Fraser Surrey Docks (FSD) has been in business for over 50 years, is the largest multi-purpose terminal on North America’s west coast, handling over 250 deep-sea vessels annually with millions of tonnes of cargo, while employing 230 direct, full-time jobs in Surrey, and contributing to the 4,000 jobs supported by Port Metro Vancouver in the City of Surrey.
The project will transfer coal via Burlington Northern Santa Fe (BNSF) from the United States to barges at the facility, which will then be towed individually to a staging point off the mouth of the Fraser River, where they will be towed (in twos) to a storage and loading coal port on Texada Island in the Georgia Strait. The coal will then be loaded aboard deep-sea transporters for shipment to Asia.
EXPANDING ITS BUSINESS:
Fraser Surrey Docks is seeking to grow its business and better utilize its capacity, contributing to the increased value of the Asia Pacific Gateway, to the growth of the economy of Surrey, the Lower Mainland, the Province of BC and Canada. It is currently operating below its capacity, and sees this as an important way to facilitate safe, efficient and environmentally sustainable ways to expand their offerings.
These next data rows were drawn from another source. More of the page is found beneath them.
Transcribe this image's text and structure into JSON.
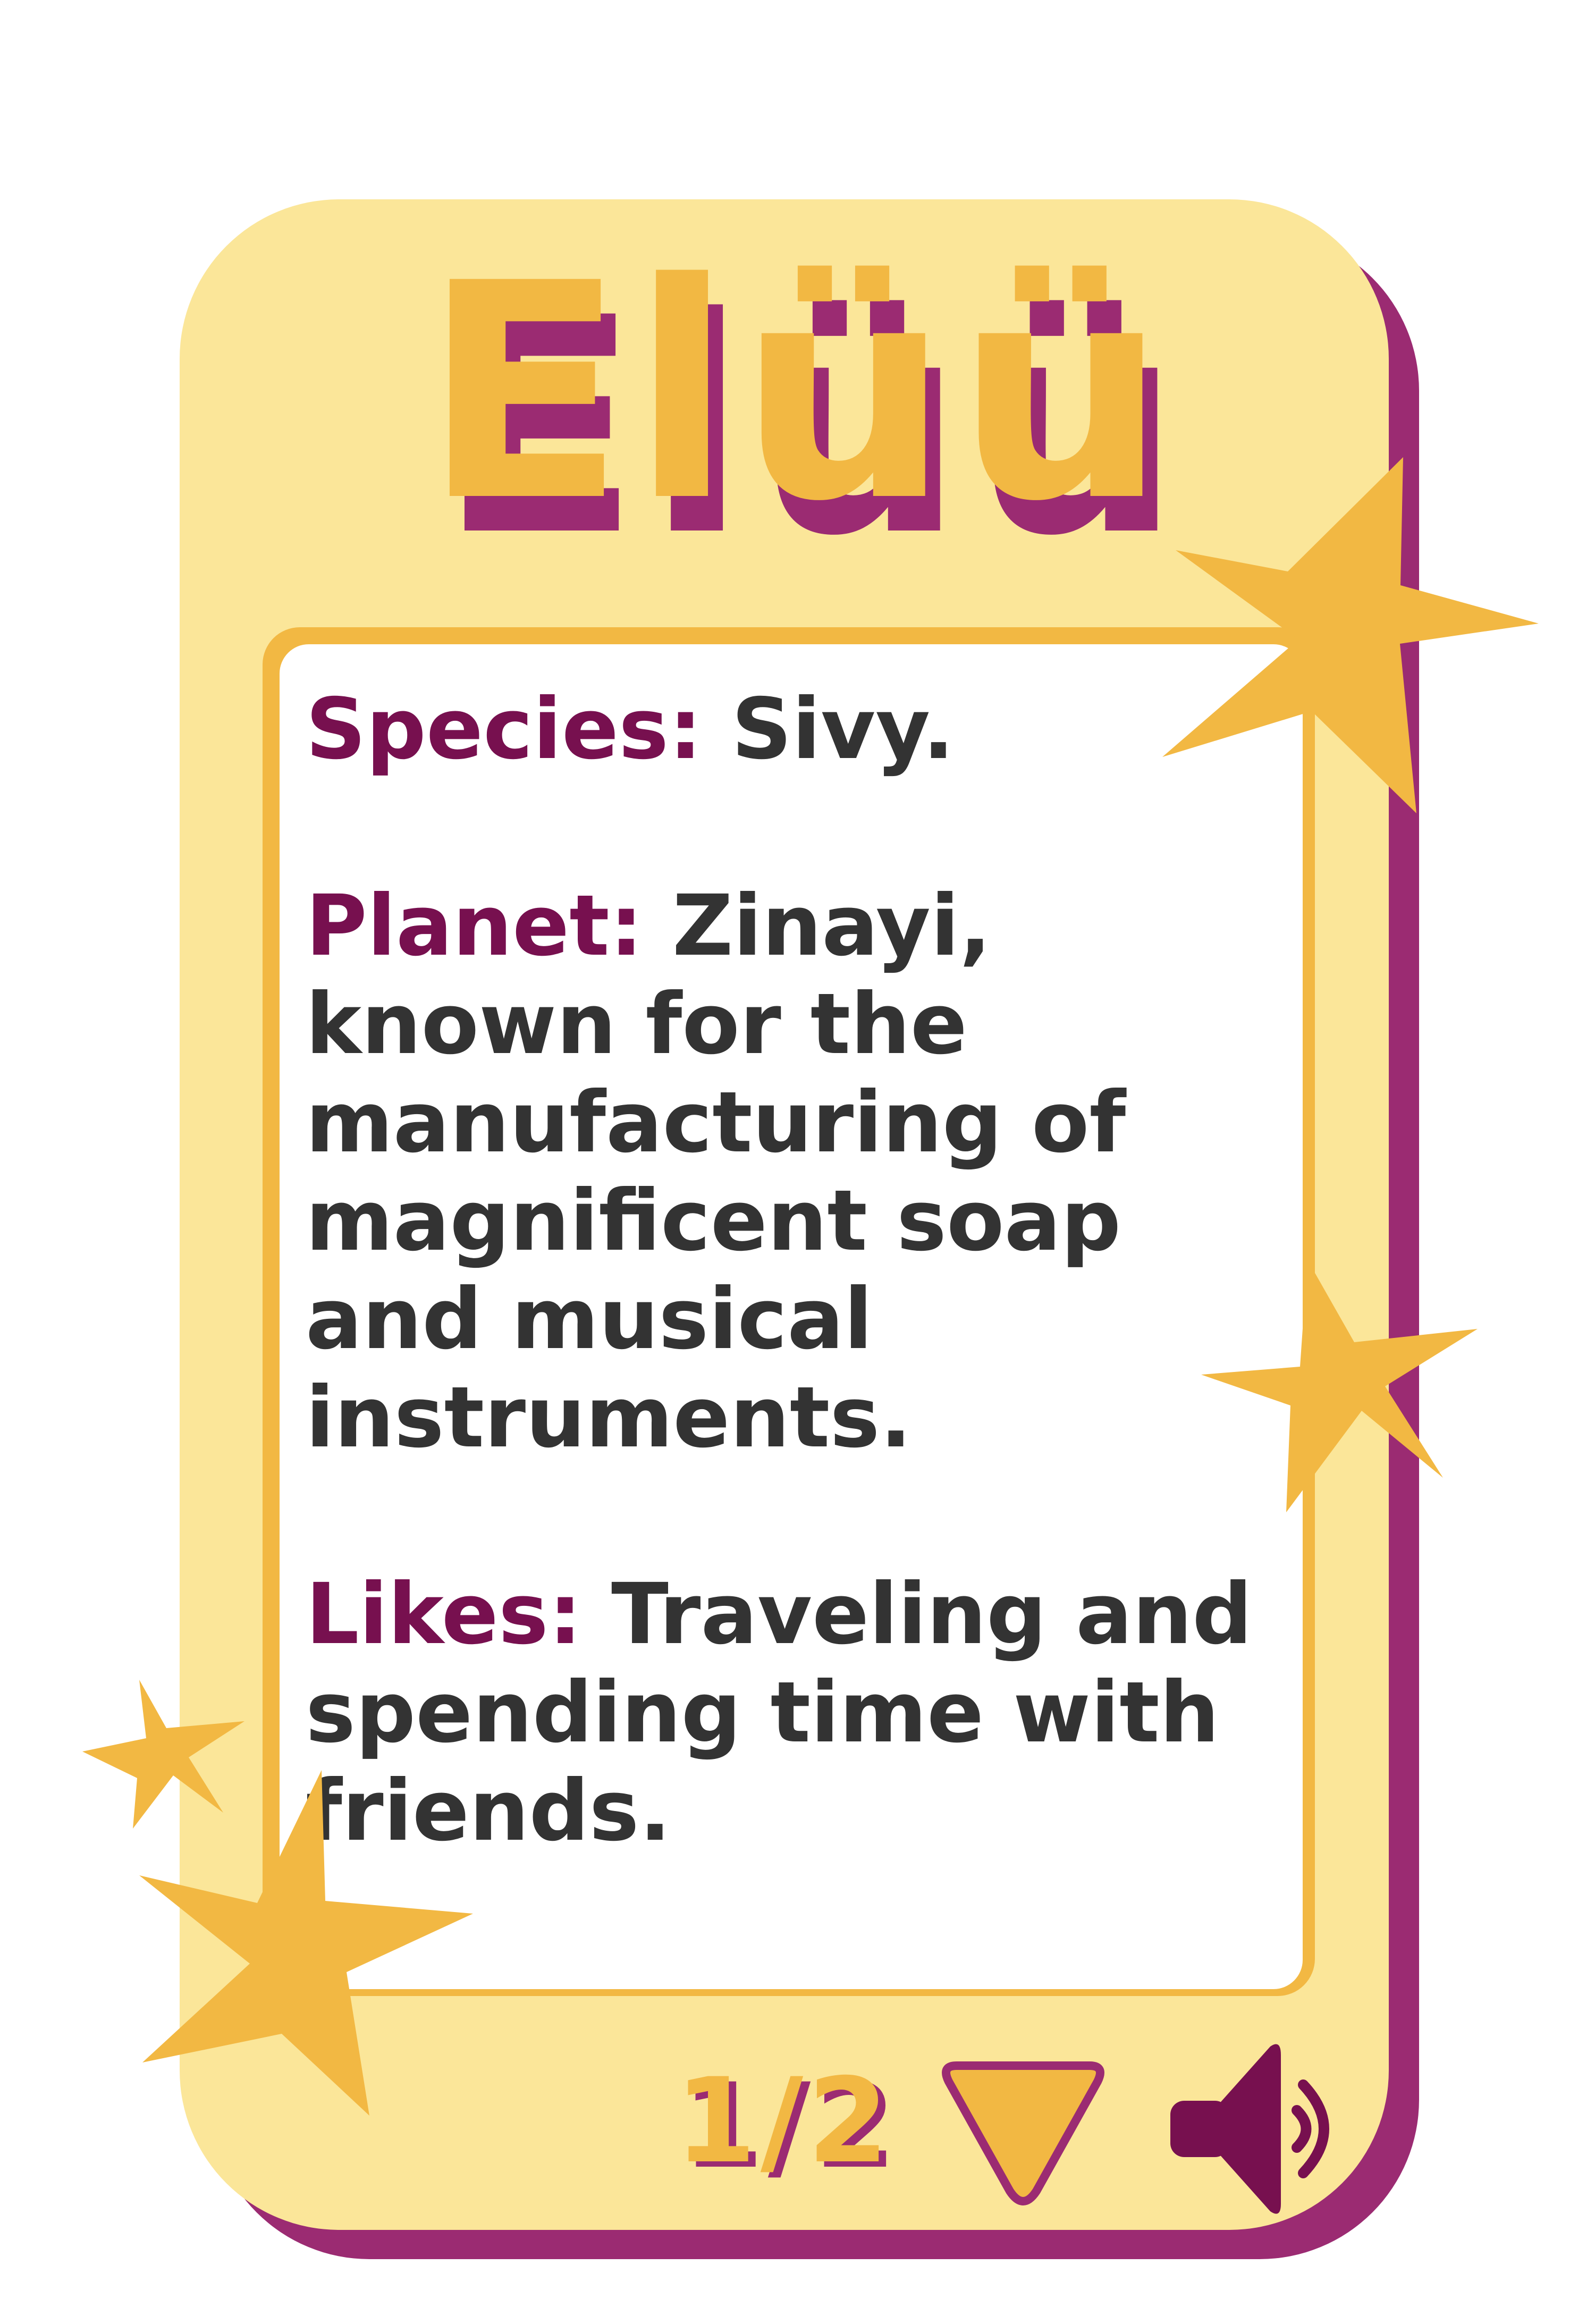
{
  "card": {
    "title": "Elüü",
    "fields": [
      {
        "label": "Species:",
        "value": "Sivy."
      },
      {
        "label": "Planet:",
        "value": "Zinayi, known for the manufacturing of magnificent soap and musical instruments."
      },
      {
        "label": "Likes:",
        "value": "Traveling and spending time with friends."
      }
    ],
    "pager": "1/2"
  },
  "controls": {
    "next_icon": "triangle-down-icon",
    "sound_icon": "speaker-icon"
  },
  "colors": {
    "card_fill": "#fbe699",
    "card_shadow": "#9b2b72",
    "accent_gold": "#f2b843",
    "label_purple": "#77104f",
    "text_dark": "#333333"
  }
}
This plan will see the train volume increase by only one train every other day in 2014 and once per day in 2015, well below the volume prior to the 2009/10 business down-turn. FSD, permitted to handle coal under its existing license, has applied for a permit to build a coal handling facility all within its current footprint of the of the FSD site. Here, it will receive full coal unit trains, unload them from bottom dump rail cars into fully enclosed shallow pits, directly transferring the coal via covered conveyor belts to waiting barges. There will be no coal storage on site under normal operations.
A topping coating will be applied to the cargo in the rail cars, which has demonstrated an 85% reduction in dust. This will be applied to assist in dust mitigation and the prevention of combustion. The coal will be profiled into a bread-loaf shape to further reduce any wind impact on the cargo. Unloaded rail cars will be sprayed inside the unloading shed to clean any remaining dust before being returned to service.
When loading directly from train to barge, the coal is moved through a sealed system of water spraying systems to significantly reduce the potential for dust emissions. The water will then be captured, cleaned and reused in the cleaning system.
At the barge, an adjustable loading snorkel will reduce the coal drop height. The barge will have increased sidewalls. Coal will be loaded to a height below the sidewalls, low enough to minimize any wind loss. Further protocols will require the monitoring of weather, which in high wind conditions, can result in shutdown.
In addition there are protocols to minimize train, construction and operations noise and extensive plans for both incident prevention and emergency response.
Extensive professional reviews support FSD's stated expectations for the project, and the depth of experience of their management and staff inspires further confidence. The Surrey Board of Trade is satisfied that this initiative will function in a manner that meets all community standards and expectations, and therefore supports its implementation.
For more information, contact Anita Huberman, CEO, Surrey Board of Trade